  4. I think the conflict here is that, while I'm sure Celine Dion has a resume full of charity work and benefits, and while she came from a difficult childhood and all of that, I don't feel that any of those personal experiences are put into her music to make it better. If Celine Dion is just singing "what she is asked," then I really CAN separate her from the music she sings, because the music isn't really hers.

    You can give her credit for vocal ability (though if you've heard her version "Oh Holy Night" you may say otherwise...), but I think I have trouble respecting her work for the very reason I mentioned above: I feel nothing when I listen to it, no emotional reality translated from performer to listener. There are hundreds and hundreds of singers who don't write their own songs, but if we're scrutinizing her particular works for their unoriginal composition, what does it say about a singer who works through composers and lyricists who many critics would label as generic?

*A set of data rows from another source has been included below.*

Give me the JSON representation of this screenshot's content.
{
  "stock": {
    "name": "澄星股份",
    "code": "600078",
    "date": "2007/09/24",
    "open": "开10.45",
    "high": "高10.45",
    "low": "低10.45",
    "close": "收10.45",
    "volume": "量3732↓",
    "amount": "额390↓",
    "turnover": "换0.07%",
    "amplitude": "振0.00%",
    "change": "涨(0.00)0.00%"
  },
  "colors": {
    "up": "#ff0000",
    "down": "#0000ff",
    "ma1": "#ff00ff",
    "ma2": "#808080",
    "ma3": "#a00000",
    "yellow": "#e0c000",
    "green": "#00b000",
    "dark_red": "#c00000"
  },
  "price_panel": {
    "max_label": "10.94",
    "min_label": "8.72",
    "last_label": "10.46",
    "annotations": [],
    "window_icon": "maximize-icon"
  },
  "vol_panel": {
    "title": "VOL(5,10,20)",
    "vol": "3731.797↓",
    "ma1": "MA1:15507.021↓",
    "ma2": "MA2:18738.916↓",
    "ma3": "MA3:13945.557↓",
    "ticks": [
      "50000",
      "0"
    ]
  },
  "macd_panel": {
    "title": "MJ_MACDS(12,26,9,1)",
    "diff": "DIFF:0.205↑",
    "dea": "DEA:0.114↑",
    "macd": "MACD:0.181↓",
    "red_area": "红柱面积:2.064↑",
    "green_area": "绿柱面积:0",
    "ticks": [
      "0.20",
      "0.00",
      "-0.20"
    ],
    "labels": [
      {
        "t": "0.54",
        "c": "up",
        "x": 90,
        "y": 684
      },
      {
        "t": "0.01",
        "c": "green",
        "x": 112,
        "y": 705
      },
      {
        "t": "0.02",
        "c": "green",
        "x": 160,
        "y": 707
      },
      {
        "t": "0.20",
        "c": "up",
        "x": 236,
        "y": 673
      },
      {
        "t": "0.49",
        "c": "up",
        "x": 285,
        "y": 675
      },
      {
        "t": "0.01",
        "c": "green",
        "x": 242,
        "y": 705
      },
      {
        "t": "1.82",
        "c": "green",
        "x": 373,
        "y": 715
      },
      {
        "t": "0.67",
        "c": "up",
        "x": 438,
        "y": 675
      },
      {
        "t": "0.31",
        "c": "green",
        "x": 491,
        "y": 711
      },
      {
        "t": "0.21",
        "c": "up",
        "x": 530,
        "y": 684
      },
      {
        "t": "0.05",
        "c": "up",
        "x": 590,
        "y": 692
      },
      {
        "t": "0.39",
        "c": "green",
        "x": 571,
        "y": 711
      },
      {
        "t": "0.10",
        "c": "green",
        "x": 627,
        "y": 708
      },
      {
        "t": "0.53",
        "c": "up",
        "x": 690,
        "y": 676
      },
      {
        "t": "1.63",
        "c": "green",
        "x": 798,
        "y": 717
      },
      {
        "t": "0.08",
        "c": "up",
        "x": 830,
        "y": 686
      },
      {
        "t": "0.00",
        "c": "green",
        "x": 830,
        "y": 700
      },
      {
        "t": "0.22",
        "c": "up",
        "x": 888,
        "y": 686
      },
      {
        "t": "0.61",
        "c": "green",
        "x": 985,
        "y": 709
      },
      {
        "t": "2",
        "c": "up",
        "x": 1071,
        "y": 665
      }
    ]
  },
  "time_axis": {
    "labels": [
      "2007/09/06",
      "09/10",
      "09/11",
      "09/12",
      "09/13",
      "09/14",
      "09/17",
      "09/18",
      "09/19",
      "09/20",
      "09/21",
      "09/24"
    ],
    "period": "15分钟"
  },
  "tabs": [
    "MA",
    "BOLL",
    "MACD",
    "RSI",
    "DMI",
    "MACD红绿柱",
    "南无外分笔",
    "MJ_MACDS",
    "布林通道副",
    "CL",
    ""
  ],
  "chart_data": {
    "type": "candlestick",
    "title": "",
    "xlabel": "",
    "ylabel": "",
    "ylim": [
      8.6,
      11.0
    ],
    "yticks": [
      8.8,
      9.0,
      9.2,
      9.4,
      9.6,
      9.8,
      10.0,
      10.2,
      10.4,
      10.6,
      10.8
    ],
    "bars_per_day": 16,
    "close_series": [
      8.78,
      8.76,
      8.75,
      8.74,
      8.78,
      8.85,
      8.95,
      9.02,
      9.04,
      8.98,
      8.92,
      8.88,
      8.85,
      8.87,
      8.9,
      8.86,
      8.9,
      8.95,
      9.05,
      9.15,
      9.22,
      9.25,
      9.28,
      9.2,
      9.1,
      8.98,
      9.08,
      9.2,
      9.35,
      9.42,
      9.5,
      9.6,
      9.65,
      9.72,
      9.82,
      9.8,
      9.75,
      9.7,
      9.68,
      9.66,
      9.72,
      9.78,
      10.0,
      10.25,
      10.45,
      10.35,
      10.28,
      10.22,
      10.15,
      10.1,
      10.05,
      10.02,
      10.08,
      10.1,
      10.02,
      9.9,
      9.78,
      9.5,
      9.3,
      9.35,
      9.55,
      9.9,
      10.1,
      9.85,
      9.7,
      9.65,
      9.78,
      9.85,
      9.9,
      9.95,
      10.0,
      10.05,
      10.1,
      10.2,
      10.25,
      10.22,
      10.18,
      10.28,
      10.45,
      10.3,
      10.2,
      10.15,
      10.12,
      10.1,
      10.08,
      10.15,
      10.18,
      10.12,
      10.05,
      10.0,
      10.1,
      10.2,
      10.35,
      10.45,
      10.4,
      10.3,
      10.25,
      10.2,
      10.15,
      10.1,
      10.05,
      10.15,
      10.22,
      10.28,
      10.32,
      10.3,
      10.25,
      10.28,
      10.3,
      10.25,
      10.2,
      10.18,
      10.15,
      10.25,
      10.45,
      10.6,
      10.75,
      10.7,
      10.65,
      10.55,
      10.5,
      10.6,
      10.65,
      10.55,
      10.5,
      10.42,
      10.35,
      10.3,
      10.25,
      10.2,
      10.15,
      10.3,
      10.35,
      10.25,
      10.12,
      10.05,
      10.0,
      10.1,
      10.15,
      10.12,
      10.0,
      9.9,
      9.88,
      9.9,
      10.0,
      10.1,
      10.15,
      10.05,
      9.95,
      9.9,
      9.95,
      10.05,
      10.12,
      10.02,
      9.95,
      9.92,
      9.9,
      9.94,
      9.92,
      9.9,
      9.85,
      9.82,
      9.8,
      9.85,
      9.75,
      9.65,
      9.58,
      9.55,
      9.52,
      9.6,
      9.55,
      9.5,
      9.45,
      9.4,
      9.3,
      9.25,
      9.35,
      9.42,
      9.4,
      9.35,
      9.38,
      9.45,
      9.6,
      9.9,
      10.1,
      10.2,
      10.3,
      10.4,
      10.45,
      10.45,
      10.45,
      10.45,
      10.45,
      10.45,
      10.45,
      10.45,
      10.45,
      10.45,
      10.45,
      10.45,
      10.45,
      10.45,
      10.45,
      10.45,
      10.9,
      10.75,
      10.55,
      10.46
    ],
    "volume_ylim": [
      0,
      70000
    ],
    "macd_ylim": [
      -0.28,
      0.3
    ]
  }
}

  5. Personally, I think that a good way to objectively critique Celine, and all artists, is to not put them into a bad/good binary. As Janetta pointed out, even if we find her music unoriginal, can't we give her credit for her vocal ability? I think it's not "wishy-washy" to say that you appreciate certain aspects of an artist and/or their work, and don't appreciate others. As several of the theorists we have looked at over the semester might argue (ie Derrida in The Pharmakon), contradictions/paradoxes are possible, and perhaps growing more comfortable with them will lead us as a society to being more informed, objective, and fair critics.